The A3 paper was placed in its right place, between two thin wheel-like pieces of the mechanism, you locked the paper there by stepping on another mechanism at foot-level and then released when you were ready to turn the arm-wheel and press the sentences on the paper. The results were amazing in means of hand-made pressing, rather than using a digital printer which could fail you many times in a life-time.

Last year, in my graphic design course, one of my biggest worries was never achieving the right colors, meaning the colors i see on my lcd screen. Well, here, the whole coloring is in your control. You don’t need to see the color on your screen anymore since you have in flesh and blood. You smell the color, you smell the paper, you experience, you print your own material. I didn’t run across to anything more amazing than this in digital printing yet.

Here is the whole process with found images of the stages i’ve been talking about:








And here are the last two images, my own images, the two prints i’ve done at CSM workshop and took with me as a memoir:





As eventually happened with most of the alphabetic systems in history, the Roman’s alphabet -out of Greek emphasis, likewise their myths are- has been mediated initially on stone and/or wooden surfaces. Yet the common thought about design and many other sort of fields follow the idea that “nothing is carved in stone” as the indicative of change. Even though the unique and ornamental aesthetics of Roman letters -not borrowed from Greeks- were more suitable for paper-writing, stone press is known to be the more durable way of preserving the written language. Still, wood reliefs were hard to do using the Roman serif.

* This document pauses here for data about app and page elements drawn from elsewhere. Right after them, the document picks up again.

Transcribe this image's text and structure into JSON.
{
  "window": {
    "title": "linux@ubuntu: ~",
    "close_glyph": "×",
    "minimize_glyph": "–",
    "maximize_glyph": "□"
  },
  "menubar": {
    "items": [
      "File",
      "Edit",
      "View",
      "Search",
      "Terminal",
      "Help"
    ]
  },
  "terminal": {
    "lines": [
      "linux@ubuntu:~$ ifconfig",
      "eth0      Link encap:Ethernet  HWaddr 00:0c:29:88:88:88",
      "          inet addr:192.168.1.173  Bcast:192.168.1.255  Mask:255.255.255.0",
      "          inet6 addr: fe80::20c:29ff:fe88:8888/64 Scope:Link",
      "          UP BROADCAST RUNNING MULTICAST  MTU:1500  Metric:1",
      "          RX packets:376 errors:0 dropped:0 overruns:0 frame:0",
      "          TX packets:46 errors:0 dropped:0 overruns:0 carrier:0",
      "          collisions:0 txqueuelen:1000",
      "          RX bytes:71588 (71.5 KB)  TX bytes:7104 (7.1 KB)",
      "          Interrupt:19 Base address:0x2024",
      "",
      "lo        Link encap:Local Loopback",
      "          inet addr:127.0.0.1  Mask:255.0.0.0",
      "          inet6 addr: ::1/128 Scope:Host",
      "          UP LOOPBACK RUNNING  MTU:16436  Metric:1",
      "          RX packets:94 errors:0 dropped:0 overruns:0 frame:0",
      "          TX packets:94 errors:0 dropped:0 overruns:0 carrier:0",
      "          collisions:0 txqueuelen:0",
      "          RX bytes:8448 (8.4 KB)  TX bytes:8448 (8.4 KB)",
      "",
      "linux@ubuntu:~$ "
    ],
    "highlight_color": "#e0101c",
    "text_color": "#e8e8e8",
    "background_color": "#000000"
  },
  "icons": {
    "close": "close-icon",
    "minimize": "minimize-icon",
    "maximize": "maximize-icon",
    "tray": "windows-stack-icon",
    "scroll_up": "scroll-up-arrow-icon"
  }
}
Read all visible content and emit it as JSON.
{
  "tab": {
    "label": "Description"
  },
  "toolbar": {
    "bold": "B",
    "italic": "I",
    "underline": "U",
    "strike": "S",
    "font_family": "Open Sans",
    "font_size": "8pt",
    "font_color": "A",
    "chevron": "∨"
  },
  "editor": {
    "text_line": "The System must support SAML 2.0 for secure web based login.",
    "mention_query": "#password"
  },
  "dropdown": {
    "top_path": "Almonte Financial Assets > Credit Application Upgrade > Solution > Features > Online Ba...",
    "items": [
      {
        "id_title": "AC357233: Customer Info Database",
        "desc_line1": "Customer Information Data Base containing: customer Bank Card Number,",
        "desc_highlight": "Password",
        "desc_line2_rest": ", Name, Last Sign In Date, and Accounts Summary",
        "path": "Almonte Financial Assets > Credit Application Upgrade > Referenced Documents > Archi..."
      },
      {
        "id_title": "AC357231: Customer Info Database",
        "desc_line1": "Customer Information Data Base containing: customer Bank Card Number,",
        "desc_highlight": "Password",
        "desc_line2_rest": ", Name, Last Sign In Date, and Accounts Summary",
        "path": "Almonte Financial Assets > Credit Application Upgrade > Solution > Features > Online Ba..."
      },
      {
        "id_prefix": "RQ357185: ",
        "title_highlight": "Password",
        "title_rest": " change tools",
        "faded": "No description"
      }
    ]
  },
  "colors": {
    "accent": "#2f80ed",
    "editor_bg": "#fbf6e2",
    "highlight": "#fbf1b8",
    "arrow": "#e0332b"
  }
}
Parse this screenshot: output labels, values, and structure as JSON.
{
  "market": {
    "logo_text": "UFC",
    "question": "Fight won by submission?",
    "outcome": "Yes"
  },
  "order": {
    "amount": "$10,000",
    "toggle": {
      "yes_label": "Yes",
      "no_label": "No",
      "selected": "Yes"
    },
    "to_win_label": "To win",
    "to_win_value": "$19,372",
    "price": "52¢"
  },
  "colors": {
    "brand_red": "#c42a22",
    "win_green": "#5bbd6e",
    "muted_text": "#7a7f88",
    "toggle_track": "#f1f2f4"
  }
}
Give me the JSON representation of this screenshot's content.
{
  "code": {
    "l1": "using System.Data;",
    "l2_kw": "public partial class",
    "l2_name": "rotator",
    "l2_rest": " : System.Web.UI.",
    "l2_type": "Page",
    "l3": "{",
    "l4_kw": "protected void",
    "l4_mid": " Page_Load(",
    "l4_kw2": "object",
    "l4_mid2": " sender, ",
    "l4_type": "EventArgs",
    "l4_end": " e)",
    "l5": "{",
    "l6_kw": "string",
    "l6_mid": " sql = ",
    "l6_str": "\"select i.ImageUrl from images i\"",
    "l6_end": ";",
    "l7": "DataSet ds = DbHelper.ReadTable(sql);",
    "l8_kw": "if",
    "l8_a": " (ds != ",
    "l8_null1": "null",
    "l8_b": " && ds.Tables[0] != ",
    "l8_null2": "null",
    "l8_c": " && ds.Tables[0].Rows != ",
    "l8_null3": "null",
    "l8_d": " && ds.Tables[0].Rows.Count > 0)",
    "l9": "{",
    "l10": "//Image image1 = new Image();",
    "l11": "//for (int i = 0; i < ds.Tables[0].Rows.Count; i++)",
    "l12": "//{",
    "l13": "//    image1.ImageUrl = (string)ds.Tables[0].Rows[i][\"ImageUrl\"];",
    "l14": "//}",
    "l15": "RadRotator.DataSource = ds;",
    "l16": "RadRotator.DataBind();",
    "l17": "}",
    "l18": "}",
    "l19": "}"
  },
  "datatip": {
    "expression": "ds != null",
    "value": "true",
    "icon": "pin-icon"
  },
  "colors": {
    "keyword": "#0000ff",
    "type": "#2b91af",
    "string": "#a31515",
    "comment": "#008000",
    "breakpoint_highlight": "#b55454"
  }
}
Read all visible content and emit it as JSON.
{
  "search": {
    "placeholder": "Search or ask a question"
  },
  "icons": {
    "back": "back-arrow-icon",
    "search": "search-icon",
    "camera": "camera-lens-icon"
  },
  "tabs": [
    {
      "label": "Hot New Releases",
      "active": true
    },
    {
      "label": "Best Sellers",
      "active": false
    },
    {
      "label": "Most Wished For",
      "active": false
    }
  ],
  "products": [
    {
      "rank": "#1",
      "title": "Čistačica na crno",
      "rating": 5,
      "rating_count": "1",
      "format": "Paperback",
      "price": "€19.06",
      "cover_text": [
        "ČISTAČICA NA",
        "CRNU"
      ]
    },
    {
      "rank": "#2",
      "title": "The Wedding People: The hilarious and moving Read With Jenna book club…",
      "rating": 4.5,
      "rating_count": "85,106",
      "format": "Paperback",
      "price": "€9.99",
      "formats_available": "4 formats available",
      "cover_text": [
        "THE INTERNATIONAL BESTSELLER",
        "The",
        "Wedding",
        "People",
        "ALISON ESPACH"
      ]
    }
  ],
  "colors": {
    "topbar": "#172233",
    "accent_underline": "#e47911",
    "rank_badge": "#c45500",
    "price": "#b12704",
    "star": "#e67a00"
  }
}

Today we’re concerned basically about ‘public lettering’ which John R. Nash talks about in his article In Defence of the Roman Letter, which he defines as the  “informational lettering on signs, memorials, buildings; lettering which is intended to be a part of our daily lives, and which I see as still being best served by the traditional Roman capital and its relatives an amazing family capable of infinite subtle variations, which no one has yet come to the end of.”

Comes to my mind now 2 distinct artists, using alphabet as the core of their art yet the outcome of their artwork is far from typographic design, rather one uses the very essence of letter forms with respect and admiration towards its aesthetics and the other uses in more of a talkative way, to reveal hic prophecy.

Lawrence Weiner a 1942-born New Yorker, as a central figure in 60s conceptual art, as mentioned before uses typography as the basis of his works after 70s. He started off using Franklin Gothic family for a while as the base of his typographic work, painting his sentences in huge dimensions on walls. His wall installations consist only of pure, undecorated words in a nondescript manner. “Although this body of work focuses on the potential for language to serve as an art form, the subjects of his epigrammatic statements are often materials, or a physical action or process…”


Porr Gentileza, our second typography hero, is a Brazilian artist recalled as a prophet. He performs his art writing his prophecies on ancient bare walls, adding a bit of yellow paint below, as his signature. What renders him much different from Lawrence Weiner is that Gentileza has his own new language for communication, yet the mode of this communication is also different from Weiner’s worldly monologues. Instead of writing “amor” he prefers to write “amorrr”.


Below is my beloved tree alphabet i’ve done this summer for a graphics design summercourse at CSM in London. The leaves were picked out on the Old Kent Road(i’ve got my story behind). The letters have no reference typeface yet a logic lays beneath following the types of leaves i have used for each letter’s anatomy. Yet the most fun part was when using the negative space revealed with the carving out of the letter forms on the leaves themselves.

This second family is the sharpening of the first, and i believe gives a better idea about the anatomy of the leaves, since our instructors have told us that if a design works in b/w, it always works in colored form. The above does not give any essence of the leaf itself once it is converted to a b/w image. So, here it is.






And i’ve also tried using my tree typo for making several posters, for the fun of it.